Problem to solve: Using the material that follows, identify and copy each line with the string "label".

----- Data supplied -----

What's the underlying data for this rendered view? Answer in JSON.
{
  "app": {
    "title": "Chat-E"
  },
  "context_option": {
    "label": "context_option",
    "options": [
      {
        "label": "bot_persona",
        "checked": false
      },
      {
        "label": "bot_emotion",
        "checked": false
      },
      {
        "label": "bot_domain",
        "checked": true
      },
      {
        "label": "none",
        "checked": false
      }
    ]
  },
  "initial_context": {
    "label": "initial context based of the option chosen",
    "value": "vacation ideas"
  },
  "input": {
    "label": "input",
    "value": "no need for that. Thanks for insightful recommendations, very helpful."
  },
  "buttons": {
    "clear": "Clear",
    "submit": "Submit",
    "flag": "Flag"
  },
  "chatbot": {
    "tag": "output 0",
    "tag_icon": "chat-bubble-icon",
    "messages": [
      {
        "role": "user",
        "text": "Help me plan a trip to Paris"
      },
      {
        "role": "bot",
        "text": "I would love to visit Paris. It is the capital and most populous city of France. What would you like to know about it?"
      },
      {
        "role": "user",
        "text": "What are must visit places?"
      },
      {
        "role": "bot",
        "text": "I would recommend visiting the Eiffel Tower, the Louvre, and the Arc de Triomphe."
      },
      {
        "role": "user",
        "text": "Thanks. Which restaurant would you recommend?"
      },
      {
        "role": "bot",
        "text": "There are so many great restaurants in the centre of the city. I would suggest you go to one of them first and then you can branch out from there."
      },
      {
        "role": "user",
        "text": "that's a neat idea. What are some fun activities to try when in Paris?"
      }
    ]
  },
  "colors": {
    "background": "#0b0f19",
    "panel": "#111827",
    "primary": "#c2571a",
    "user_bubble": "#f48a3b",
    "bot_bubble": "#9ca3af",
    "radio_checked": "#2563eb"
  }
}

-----

Exercise output:
    "label": "context_option",
        "label": "bot_persona",
        "label": "bot_emotion",
        "label": "bot_domain",
        "label": "none",
    "label": "initial context based of the option chosen",
    "label": "input",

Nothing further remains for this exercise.